While he was living with us, twelve years ago, I often saw Zak cheek to cheek with some guy who was repairing something around the property. Zak was a zen boy and loved nudging people with his nose to get some snuggles.

My hope for Zak at 14 years old is simply for him to feel better physically, but even more so, I want to see some joy in him.

Super Senior-Zak

Zak has been here for a week now. Jon described him as aloof, but to me he was clearly depressed and probably in some pain. He lost the sparkle in his eyes. I saw that same thing with Kipling, my old guy, and realized it was a sign of pain. For Kipling it was his arthritis, and once dealt with the sparkle came back.


Zak was on a daily pain killer, along with fish oil, Dasuquin and Prozac. He was put on Prozac because Jon felt Zak was anxious. He had been chewing things around the house and getting into the garbage.  I know that chewing is a self-soothing activity and was sure Zak was frustrated with his changing situation and once here the chewing would stop. So, I weaned him off the Prozac.

And as with all my dogs, Zak was also put on a raw diet for one of his meals. So now, there are 9 dogs in the house that howl in great anticipation as I prepare their meal!
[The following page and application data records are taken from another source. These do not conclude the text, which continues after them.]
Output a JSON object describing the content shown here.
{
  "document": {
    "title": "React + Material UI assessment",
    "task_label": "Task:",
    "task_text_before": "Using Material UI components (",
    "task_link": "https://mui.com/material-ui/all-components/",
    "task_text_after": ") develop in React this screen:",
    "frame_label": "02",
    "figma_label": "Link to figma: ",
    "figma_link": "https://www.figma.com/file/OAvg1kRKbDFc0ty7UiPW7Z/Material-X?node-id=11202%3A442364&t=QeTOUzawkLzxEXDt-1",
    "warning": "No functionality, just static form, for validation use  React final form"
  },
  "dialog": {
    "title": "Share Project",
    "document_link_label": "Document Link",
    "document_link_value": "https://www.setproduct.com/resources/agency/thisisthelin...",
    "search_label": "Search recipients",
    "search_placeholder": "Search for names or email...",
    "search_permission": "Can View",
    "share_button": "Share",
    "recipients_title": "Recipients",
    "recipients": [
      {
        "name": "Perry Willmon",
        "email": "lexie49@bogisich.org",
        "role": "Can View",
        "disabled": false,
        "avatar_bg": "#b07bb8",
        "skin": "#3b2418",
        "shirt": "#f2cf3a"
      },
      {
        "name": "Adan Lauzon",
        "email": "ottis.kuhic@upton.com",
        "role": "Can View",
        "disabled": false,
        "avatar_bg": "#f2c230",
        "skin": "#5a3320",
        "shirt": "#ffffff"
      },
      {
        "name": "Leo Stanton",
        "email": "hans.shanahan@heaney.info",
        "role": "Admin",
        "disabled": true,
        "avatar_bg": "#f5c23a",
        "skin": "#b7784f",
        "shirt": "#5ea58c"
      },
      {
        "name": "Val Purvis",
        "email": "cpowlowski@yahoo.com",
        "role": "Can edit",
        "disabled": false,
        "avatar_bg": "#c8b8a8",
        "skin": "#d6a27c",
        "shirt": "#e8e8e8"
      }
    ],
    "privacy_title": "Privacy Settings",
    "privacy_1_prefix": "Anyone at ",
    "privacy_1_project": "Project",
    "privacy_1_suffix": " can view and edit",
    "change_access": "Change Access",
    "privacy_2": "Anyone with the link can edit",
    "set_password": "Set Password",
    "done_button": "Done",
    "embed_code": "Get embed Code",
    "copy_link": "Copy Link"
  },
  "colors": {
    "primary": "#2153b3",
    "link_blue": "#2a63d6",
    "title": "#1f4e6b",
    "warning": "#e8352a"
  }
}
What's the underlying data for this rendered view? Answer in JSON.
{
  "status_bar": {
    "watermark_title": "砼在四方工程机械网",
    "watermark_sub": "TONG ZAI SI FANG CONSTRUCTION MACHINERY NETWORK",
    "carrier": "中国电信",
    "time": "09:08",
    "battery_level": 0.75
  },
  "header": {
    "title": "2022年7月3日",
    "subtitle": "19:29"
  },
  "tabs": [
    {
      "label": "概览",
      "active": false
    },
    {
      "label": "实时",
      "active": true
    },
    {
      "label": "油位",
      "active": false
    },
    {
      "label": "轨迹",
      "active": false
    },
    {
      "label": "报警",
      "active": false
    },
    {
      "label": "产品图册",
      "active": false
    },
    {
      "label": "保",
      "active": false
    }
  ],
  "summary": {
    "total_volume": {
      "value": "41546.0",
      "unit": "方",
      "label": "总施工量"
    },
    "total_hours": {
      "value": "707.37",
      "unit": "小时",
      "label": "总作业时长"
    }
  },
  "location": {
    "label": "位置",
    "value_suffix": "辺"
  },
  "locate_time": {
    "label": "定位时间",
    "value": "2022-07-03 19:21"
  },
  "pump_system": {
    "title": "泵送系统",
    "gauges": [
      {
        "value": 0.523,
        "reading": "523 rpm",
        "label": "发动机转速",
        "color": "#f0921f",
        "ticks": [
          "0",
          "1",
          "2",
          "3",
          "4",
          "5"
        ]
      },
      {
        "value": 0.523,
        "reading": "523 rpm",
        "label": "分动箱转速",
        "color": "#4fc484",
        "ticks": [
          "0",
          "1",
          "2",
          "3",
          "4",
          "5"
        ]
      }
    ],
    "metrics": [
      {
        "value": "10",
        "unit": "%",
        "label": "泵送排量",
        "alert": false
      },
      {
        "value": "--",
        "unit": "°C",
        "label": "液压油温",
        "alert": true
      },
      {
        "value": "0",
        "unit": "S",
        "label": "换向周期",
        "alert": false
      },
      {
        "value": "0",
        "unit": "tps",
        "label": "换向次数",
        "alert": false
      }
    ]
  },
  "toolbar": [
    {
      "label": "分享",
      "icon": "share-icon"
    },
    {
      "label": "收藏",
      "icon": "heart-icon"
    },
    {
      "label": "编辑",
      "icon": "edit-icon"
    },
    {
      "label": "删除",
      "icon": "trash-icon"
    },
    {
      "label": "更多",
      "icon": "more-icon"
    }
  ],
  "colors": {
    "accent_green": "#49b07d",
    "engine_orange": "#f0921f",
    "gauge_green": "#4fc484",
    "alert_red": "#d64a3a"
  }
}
I’ve been contemplating getting a pair of ear plugs.

I’m beginning to see subtle signs of joy, a slow tail wag here and there, a few deep and silent snuggles into my neck. He loves a good neck massage.